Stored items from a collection

►

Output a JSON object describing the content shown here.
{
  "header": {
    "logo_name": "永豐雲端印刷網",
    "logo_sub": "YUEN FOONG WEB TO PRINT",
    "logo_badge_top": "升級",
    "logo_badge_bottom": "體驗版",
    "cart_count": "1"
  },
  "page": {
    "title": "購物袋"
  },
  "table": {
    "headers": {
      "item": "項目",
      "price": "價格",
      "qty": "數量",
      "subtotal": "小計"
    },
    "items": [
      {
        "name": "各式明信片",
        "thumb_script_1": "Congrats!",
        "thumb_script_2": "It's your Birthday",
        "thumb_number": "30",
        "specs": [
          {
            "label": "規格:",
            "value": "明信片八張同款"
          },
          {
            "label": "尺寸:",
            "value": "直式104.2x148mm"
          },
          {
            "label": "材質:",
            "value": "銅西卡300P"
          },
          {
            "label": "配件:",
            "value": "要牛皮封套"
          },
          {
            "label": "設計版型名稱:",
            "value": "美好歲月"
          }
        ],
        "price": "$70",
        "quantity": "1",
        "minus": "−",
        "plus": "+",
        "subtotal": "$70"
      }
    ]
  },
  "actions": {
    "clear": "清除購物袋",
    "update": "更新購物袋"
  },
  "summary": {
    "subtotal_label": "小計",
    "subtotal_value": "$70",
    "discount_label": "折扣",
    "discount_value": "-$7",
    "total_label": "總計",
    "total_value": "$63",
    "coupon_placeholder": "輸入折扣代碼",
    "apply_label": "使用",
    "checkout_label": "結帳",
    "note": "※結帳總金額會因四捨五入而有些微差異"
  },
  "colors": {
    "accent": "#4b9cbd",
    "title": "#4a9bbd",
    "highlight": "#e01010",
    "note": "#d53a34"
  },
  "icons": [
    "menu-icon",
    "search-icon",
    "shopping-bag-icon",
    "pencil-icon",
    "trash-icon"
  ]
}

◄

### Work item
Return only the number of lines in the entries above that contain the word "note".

### Written solution
2